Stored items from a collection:
********************

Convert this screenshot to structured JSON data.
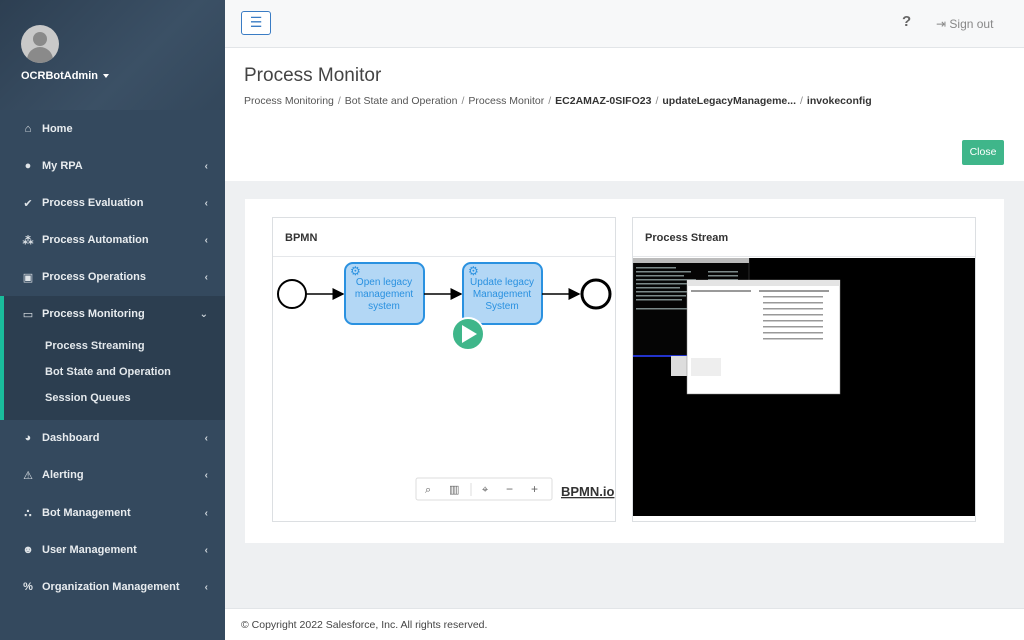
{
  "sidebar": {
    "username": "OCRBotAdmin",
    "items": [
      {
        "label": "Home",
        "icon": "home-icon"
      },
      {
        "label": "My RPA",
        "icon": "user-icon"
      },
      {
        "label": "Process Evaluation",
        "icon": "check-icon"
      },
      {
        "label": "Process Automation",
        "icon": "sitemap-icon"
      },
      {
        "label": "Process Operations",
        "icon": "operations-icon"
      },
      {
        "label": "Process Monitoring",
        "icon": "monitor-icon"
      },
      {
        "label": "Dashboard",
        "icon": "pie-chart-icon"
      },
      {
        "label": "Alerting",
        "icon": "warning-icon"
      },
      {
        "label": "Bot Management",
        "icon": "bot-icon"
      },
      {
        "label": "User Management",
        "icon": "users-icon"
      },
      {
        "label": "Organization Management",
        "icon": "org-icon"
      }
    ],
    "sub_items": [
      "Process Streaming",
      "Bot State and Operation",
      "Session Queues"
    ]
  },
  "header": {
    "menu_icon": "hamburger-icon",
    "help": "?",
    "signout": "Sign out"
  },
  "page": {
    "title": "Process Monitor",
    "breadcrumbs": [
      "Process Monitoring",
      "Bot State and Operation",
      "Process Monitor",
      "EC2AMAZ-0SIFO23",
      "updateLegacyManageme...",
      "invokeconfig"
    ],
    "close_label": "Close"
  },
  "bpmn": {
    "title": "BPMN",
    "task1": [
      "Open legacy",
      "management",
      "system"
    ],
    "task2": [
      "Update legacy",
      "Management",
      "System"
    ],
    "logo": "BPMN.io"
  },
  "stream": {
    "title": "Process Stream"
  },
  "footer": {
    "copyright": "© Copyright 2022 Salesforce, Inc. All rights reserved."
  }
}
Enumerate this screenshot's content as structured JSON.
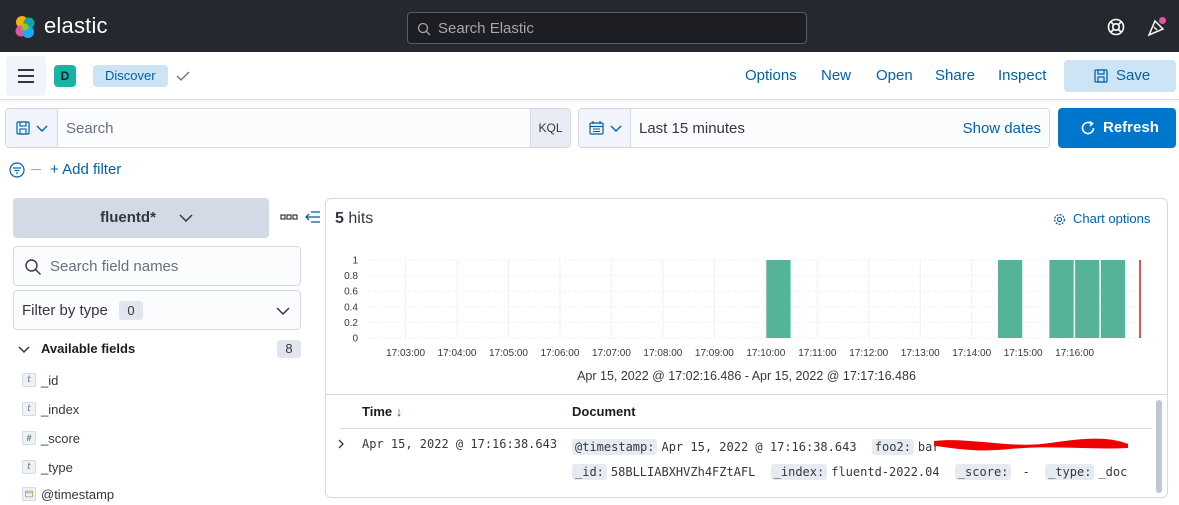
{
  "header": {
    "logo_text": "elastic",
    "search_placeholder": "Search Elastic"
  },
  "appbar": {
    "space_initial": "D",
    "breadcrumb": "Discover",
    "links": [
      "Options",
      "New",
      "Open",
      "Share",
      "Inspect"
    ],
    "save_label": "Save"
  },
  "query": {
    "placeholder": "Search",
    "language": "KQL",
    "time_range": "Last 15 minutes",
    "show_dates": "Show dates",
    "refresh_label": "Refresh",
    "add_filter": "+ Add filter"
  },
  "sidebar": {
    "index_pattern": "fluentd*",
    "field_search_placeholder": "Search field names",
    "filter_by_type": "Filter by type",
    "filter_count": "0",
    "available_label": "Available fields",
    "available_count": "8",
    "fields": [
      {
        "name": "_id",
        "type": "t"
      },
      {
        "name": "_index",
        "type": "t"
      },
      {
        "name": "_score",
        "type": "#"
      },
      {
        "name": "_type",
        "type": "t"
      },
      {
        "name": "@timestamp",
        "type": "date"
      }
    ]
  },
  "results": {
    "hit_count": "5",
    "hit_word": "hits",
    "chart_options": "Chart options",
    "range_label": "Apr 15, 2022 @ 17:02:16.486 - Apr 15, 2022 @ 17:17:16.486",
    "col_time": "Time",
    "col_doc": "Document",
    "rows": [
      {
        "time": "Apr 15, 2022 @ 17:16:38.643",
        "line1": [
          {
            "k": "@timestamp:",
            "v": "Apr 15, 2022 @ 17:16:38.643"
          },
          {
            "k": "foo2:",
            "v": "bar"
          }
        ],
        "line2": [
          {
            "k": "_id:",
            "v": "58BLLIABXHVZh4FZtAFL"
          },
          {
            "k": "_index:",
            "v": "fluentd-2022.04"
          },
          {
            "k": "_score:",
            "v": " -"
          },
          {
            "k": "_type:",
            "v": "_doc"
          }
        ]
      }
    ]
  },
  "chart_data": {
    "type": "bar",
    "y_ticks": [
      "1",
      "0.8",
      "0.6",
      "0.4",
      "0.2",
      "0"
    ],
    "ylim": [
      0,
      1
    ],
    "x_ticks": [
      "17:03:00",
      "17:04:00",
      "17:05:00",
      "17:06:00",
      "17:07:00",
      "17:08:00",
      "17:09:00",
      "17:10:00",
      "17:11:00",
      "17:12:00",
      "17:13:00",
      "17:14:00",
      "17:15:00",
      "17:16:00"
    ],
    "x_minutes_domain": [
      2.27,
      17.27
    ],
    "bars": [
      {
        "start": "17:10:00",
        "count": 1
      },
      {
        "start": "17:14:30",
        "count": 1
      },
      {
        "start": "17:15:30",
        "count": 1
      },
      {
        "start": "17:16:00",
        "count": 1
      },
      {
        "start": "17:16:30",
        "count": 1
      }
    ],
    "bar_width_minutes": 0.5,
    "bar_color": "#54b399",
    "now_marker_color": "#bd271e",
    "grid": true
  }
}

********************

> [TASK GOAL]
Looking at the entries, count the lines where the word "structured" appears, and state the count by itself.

> [RESPONSE FOR THIS EXERCISE]
2